Actually, I have to disagree. Take Britain alone as a temperate land-use model...much of the herding & forest-clearing over the centuries has reduced vegetative cover to such a point that present day biotic productivity is historically low, with elevated soil erosion to boot. Not to put too fine a point on it, but bits of the Yorkshire had far less rock visible, and substantially more heather.

Granted, Britain is no Sahel where this land-use 'thinning out' of biotic response options is more extreme. Ultimately though, regardless of given climate or geography, these land uses do make the terrain more vulnerable to climate effects, I'll give you that. (Hence my 'per se' statement from the beginning) But I would argue that in the absence of human land-(ab)use, these ecologies would stand far better chance of adapting to climate change...which indicates to me a stronger role/driver for/from human land-use decisions.

cleanskies
17th Jun, 2004 06:51 (UTC)
bring back the wolf - get rid of the sheep
I didn't say no damage, I said less damage (I was thinking about scottish mountains -- where there ought to be forest, there is now only sheep) but perhaps I'm just falling into the trap of thinking some (any) vegetation is better than none.
applez
17th Jun, 2004 07:10 (UTC)
Re: bring back the wolf - get rid of the sheep
perhaps I'm just falling into the trap of thinking some (any) vegetation is better than none.

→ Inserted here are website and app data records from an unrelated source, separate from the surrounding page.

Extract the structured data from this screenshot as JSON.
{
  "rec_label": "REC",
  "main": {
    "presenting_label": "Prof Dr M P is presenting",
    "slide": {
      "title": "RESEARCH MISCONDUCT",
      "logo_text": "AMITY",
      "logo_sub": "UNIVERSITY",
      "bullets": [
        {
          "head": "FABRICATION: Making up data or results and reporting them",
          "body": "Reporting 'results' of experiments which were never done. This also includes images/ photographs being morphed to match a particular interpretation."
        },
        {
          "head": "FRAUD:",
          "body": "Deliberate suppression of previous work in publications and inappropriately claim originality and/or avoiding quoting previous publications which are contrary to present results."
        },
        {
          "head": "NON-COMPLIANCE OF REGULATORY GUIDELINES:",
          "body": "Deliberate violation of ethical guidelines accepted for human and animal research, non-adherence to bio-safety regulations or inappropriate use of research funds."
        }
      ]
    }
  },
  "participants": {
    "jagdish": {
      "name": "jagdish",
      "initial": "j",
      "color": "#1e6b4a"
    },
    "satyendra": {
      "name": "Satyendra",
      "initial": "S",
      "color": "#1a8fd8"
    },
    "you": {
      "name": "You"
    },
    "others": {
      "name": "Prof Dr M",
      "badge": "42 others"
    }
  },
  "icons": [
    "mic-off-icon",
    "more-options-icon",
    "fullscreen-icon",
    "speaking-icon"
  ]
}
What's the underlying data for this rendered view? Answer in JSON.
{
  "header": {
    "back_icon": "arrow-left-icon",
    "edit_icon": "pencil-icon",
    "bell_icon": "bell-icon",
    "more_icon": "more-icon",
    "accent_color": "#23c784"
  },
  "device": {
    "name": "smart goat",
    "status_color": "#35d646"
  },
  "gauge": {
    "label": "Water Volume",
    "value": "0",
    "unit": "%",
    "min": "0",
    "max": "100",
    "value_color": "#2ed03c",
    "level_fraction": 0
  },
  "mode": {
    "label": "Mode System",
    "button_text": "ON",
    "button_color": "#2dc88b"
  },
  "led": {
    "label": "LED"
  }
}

No, you are generally correct - but the reality on the ground probably defies any easy general statements. :-)
applez
17th Jun, 2004 07:12 (UTC)
Re: bring back the wolf - get rid of the sheep
Also...

Much of the Sahel, for an extreme example, has rough scrub vegetation (as well as some forms of trees) btw...